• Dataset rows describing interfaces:

■ ■ ■ ■

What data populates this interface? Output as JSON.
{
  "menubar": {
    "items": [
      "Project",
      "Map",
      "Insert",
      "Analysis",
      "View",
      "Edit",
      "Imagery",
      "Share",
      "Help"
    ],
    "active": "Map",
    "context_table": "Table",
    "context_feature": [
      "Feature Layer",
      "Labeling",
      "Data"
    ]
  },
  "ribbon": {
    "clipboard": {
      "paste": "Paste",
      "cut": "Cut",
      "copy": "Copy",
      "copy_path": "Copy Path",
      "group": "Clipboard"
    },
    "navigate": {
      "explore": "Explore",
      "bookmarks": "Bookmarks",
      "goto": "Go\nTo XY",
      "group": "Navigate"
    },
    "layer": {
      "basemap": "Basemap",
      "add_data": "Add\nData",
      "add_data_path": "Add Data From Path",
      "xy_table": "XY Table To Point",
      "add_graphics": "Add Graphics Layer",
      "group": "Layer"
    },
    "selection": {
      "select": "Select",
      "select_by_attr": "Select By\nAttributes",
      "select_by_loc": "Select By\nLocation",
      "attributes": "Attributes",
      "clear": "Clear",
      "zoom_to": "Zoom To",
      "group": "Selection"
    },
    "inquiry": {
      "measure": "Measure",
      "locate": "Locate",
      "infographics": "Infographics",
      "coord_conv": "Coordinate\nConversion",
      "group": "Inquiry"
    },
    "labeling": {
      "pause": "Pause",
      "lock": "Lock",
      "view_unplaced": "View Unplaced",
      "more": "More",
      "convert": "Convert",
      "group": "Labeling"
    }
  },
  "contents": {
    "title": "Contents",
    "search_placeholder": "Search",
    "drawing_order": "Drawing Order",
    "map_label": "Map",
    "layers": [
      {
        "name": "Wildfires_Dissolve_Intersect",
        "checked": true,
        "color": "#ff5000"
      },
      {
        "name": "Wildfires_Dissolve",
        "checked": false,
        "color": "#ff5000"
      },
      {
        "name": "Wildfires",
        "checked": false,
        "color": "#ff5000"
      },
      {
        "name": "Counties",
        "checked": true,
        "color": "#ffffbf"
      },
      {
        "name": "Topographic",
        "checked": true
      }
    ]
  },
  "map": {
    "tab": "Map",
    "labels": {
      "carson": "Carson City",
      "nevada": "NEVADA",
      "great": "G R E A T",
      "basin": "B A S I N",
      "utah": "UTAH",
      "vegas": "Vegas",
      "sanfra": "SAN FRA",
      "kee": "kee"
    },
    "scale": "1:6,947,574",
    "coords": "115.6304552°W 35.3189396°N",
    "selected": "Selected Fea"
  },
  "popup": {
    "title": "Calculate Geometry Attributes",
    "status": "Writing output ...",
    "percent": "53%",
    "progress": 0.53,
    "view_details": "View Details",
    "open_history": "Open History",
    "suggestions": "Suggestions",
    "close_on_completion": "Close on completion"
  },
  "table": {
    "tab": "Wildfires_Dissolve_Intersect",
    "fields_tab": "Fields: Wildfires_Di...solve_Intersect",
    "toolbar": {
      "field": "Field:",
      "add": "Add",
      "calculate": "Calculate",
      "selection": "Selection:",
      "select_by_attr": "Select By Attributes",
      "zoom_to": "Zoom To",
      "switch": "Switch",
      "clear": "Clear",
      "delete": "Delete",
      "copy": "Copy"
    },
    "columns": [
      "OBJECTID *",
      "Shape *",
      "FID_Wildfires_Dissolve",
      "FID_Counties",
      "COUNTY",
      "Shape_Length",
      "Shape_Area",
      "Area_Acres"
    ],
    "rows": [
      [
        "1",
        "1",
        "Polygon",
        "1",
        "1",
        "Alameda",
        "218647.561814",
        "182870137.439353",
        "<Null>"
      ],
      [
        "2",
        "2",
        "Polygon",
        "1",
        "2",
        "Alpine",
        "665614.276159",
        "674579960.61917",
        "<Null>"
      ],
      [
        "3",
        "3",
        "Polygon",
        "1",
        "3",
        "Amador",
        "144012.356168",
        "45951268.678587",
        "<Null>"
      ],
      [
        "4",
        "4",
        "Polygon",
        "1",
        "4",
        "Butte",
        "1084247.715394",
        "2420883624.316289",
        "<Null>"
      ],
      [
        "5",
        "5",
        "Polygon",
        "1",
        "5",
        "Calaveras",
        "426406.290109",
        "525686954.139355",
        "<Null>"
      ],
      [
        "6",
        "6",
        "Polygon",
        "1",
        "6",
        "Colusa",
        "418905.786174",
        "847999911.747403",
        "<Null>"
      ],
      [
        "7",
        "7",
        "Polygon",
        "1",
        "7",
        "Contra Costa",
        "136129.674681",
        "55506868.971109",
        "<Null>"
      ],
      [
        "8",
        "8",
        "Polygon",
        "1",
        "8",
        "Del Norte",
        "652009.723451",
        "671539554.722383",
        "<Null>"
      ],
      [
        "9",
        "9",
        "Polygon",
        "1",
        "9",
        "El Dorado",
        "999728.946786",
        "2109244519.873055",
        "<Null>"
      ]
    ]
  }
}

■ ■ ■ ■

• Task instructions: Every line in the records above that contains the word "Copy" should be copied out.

• Completed task:
      "copy": "Copy",
      "copy_path": "Copy Path",
      "copy": "Copy"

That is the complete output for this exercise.